I am sitting on my couch, listening to a relaxation playlist on Spotify while my cat kneads my stomach fat.
The excitement of my night will likely be what marinade I choose for the fresh salmon I bought on my way home from work, and what movie I choose on Netflix.
Such has been an accurate description of almost every Friday night I’ve had for the last 5 months.
Sometimes, this is fine. Sometimes I relish in the slow and hazy schedule of not being able to have a real schedule. I tell myself that I am super zen about the whole thing and that I have accepted my current lot in life. That I’m cool with spending age 24, the so-called “prime of my life,” in a health-induced purgatory because “it is what it is.” Sometimes I mean it.
Sometimes, this is really not fine. This week, I had a good day. A day where for most of it, I pretty much forgot I was sick at all. I went grocery shopping, did some cooking, got my nails done, and went to a wonderful dinner with a group of my closest friends. I ate great food on a patio in the warm weather and told stories and laughed and read our horoscopes. I actually found myself thinking, as I walked home, “maybe I’m fine. Maybe this sickness is going away, and I’m being overly-cautious by passing on social plans for fear of making myself worse.”

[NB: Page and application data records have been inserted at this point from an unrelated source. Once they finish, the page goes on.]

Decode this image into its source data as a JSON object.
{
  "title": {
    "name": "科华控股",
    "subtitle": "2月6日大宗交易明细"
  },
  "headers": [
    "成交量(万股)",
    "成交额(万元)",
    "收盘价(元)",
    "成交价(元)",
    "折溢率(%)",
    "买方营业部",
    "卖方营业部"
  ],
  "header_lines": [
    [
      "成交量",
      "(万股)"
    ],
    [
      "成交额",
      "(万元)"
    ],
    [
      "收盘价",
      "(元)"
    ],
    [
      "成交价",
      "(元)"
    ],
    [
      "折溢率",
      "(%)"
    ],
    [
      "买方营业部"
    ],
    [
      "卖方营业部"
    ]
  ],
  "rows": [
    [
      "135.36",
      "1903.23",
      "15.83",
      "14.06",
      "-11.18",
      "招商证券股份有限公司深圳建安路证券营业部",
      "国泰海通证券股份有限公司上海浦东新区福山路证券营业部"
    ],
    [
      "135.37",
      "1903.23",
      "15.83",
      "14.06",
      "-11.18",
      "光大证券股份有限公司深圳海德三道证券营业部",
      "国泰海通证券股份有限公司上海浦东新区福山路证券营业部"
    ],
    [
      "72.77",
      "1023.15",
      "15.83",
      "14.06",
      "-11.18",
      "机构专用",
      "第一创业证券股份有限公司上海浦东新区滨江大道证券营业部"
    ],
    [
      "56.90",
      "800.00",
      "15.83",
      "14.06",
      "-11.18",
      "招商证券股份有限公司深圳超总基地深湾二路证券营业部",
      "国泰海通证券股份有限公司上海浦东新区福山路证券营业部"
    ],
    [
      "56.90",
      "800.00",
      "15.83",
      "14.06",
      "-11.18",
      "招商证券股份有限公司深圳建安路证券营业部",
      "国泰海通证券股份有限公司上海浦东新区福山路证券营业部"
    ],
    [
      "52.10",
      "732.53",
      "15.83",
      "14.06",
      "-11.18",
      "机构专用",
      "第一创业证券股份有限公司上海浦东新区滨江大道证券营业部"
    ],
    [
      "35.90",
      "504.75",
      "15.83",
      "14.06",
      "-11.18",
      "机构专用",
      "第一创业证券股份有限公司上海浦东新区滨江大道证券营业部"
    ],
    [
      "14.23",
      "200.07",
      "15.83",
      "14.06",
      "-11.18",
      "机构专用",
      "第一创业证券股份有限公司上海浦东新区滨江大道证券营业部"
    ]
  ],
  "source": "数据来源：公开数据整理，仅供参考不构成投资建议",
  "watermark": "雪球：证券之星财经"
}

The next day was one of the worst symptom days I’ve had in a long time. It felt personal–– like a jab from the universe, saying “you think you’re normal? You think you can do all the things a healthy person can do and not pay for it? You can’t. In case you’d forgotten.”
That night, I laid in bed trying and failing at sleep. I was under the assault of a bone-crushing fatigue that made it impossible to do anything but half-way watch Law & Order reruns and stare at my cat until he got unnerved and turned around.
Sometimes, I have a wise thing to say. A piece of advice. Something I’ve learned from my illness. Something being sick has made me more aware of that I’m thankful for.
Other nights, like that one, or tonight, I don’t. I’m just mad, and sad, and sick. Usually I think I’m making my illness more palatable for the universe by adding a happy spin on the end. “My joints hurt so bad I can’t think–– but it’s fine, I’m really getting to catch up on my reading!” I rarely leave it at “Hey–– I feel like a pile of hot garbage today. That is all.” But I figure sometimes, it’s more honest to leave it at that. And if I truly want people to have awareness of what it’s like to live with a chronic illness, I should be honest, right? Sometimes you have a day that doesn’t end with a bright shiny spin of positivity, and that’s okay, too. Your life is not a PR angle, it’s just your life.
So in the spirit of honesty and not sugarcoating: Hey–– I feel like a pile of hot garbage today. That is all.